> REQUIREMENT
The answer must be the full listing, reproduced word for word.

> STORED DATA
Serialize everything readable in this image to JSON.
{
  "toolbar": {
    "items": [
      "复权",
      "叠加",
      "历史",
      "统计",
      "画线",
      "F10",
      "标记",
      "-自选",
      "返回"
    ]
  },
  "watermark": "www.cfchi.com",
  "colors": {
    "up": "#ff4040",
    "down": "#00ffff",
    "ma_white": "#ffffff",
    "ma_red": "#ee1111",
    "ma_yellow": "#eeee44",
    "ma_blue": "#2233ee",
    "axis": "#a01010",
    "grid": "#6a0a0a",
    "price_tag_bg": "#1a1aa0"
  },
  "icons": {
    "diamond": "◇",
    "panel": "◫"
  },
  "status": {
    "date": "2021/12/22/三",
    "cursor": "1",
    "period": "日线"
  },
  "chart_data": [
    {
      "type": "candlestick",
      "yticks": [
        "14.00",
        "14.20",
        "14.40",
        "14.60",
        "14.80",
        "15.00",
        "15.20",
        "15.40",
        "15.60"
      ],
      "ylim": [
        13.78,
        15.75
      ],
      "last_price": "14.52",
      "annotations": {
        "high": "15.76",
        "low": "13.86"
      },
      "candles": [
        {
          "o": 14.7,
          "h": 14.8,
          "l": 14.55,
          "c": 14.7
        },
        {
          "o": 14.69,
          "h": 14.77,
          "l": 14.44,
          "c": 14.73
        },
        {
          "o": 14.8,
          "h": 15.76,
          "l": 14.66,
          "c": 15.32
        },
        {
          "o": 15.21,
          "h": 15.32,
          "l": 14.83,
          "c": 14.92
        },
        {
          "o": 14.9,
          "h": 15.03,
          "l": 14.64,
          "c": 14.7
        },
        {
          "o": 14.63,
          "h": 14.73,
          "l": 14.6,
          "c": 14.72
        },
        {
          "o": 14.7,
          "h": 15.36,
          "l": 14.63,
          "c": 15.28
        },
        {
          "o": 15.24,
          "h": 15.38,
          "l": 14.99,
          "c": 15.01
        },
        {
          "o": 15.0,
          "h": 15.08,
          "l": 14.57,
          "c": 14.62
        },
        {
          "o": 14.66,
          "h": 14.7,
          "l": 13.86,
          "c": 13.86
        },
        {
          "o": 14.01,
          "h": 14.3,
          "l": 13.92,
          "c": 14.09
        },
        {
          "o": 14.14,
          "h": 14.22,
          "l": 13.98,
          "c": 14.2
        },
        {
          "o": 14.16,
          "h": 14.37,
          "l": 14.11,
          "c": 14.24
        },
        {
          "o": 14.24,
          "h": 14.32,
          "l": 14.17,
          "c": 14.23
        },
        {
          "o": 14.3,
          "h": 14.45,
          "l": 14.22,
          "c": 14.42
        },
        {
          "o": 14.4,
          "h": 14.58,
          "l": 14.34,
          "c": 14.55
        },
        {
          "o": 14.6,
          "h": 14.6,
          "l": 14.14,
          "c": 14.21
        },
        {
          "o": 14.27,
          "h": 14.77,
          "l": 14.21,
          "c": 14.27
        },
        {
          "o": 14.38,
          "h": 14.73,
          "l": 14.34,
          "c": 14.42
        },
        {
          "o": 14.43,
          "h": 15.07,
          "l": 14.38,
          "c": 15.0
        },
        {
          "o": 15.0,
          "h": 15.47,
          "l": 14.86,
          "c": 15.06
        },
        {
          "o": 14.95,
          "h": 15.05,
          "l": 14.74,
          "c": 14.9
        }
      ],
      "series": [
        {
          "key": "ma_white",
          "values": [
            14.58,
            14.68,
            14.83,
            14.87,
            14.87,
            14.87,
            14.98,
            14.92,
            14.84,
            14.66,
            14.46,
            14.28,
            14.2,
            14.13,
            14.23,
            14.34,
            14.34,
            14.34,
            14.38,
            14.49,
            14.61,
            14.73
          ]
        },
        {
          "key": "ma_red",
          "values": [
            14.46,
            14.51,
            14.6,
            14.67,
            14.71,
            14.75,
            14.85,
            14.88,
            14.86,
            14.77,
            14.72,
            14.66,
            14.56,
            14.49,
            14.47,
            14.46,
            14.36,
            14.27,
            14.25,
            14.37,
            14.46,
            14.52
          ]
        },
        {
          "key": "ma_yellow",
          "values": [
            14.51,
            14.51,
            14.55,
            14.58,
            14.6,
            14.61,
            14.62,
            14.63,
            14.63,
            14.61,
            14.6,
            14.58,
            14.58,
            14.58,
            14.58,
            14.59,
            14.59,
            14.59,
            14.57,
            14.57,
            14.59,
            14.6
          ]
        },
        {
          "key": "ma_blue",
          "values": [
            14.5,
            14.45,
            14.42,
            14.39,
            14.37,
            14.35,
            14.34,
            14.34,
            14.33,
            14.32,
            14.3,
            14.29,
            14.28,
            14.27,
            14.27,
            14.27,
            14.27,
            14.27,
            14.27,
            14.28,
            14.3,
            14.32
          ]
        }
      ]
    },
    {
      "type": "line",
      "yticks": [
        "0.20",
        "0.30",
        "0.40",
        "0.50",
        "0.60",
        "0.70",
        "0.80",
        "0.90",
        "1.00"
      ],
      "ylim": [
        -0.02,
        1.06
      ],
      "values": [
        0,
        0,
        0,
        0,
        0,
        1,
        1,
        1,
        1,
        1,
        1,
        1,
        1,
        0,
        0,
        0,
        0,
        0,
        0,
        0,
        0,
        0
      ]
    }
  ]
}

> SOLUTION BELOW
Serialize everything readable in this image to JSON.
{
  "toolbar": {
    "items": [
      "复权",
      "叠加",
      "历史",
      "统计",
      "画线",
      "F10",
      "标记",
      "-自选",
      "返回"
    ]
  },
  "watermark": "www.cfchi.com",
  "colors": {
    "up": "#ff4040",
    "down": "#00ffff",
    "ma_white": "#ffffff",
    "ma_red": "#ee1111",
    "ma_yellow": "#eeee44",
    "ma_blue": "#2233ee",
    "axis": "#a01010",
    "grid": "#6a0a0a",
    "price_tag_bg": "#1a1aa0"
  },
  "icons": {
    "diamond": "◇",
    "panel": "◫"
  },
  "status": {
    "date": "2021/12/22/三",
    "cursor": "1",
    "period": "日线"
  },
  "chart_data": [
    {
      "type": "candlestick",
      "yticks": [
        "14.00",
        "14.20",
        "14.40",
        "14.60",
        "14.80",
        "15.00",
        "15.20",
        "15.40",
        "15.60"
      ],
      "ylim": [
        13.78,
        15.75
      ],
      "last_price": "14.52",
      "annotations": {
        "high": "15.76",
        "low": "13.86"
      },
      "candles": [
        {
          "o": 14.7,
          "h": 14.8,
          "l": 14.55,
          "c": 14.7
        },
        {
          "o": 14.69,
          "h": 14.77,
          "l": 14.44,
          "c": 14.73
        },
        {
          "o": 14.8,
          "h": 15.76,
          "l": 14.66,
          "c": 15.32
        },
        {
          "o": 15.21,
          "h": 15.32,
          "l": 14.83,
          "c": 14.92
        },
        {
          "o": 14.9,
          "h": 15.03,
          "l": 14.64,
          "c": 14.7
        },
        {
          "o": 14.63,
          "h": 14.73,
          "l": 14.6,
          "c": 14.72
        },
        {
          "o": 14.7,
          "h": 15.36,
          "l": 14.63,
          "c": 15.28
        },
        {
          "o": 15.24,
          "h": 15.38,
          "l": 14.99,
          "c": 15.01
        },
        {
          "o": 15.0,
          "h": 15.08,
          "l": 14.57,
          "c": 14.62
        },
        {
          "o": 14.66,
          "h": 14.7,
          "l": 13.86,
          "c": 13.86
        },
        {
          "o": 14.01,
          "h": 14.3,
          "l": 13.92,
          "c": 14.09
        },
        {
          "o": 14.14,
          "h": 14.22,
          "l": 13.98,
          "c": 14.2
        },
        {
          "o": 14.16,
          "h": 14.37,
          "l": 14.11,
          "c": 14.24
        },
        {
          "o": 14.24,
          "h": 14.32,
          "l": 14.17,
          "c": 14.23
        },
        {
          "o": 14.3,
          "h": 14.45,
          "l": 14.22,
          "c": 14.42
        },
        {
          "o": 14.4,
          "h": 14.58,
          "l": 14.34,
          "c": 14.55
        },
        {
          "o": 14.6,
          "h": 14.6,
          "l": 14.14,
          "c": 14.21
        },
        {
          "o": 14.27,
          "h": 14.77,
          "l": 14.21,
          "c": 14.27
        },
        {
          "o": 14.38,
          "h": 14.73,
          "l": 14.34,
          "c": 14.42
        },
        {
          "o": 14.43,
          "h": 15.07,
          "l": 14.38,
          "c": 15.0
        },
        {
          "o": 15.0,
          "h": 15.47,
          "l": 14.86,
          "c": 15.06
        },
        {
          "o": 14.95,
          "h": 15.05,
          "l": 14.74,
          "c": 14.9
        }
      ],
      "series": [
        {
          "key": "ma_white",
          "values": [
            14.58,
            14.68,
            14.83,
            14.87,
            14.87,
            14.87,
            14.98,
            14.92,
            14.84,
            14.66,
            14.46,
            14.28,
            14.2,
            14.13,
            14.23,
            14.34,
            14.34,
            14.34,
            14.38,
            14.49,
            14.61,
            14.73
          ]
        },
        {
          "key": "ma_red",
          "values": [
            14.46,
            14.51,
            14.6,
            14.67,
            14.71,
            14.75,
            14.85,
            14.88,
            14.86,
            14.77,
            14.72,
            14.66,
            14.56,
            14.49,
            14.47,
            14.46,
            14.36,
            14.27,
            14.25,
            14.37,
            14.46,
            14.52
          ]
        },
        {
          "key": "ma_yellow",
          "values": [
            14.51,
            14.51,
            14.55,
            14.58,
            14.6,
            14.61,
            14.62,
            14.63,
            14.63,
            14.61,
            14.6,
            14.58,
            14.58,
            14.58,
            14.58,
            14.59,
            14.59,
            14.59,
            14.57,
            14.57,
            14.59,
            14.6
          ]
        },
        {
          "key": "ma_blue",
          "values": [
            14.5,
            14.45,
            14.42,
            14.39,
            14.37,
            14.35,
            14.34,
            14.34,
            14.33,
            14.32,
            14.3,
            14.29,
            14.28,
            14.27,
            14.27,
            14.27,
            14.27,
            14.27,
            14.27,
            14.28,
            14.3,
            14.32
          ]
        }
      ]
    },
    {
      "type": "line",
      "yticks": [
        "0.20",
        "0.30",
        "0.40",
        "0.50",
        "0.60",
        "0.70",
        "0.80",
        "0.90",
        "1.00"
      ],
      "ylim": [
        -0.02,
        1.06
      ],
      "values": [
        0,
        0,
        0,
        0,
        0,
        1,
        1,
        1,
        1,
        1,
        1,
        1,
        1,
        0,
        0,
        0,
        0,
        0,
        0,
        0,
        0,
        0
      ]
    }
  ]
}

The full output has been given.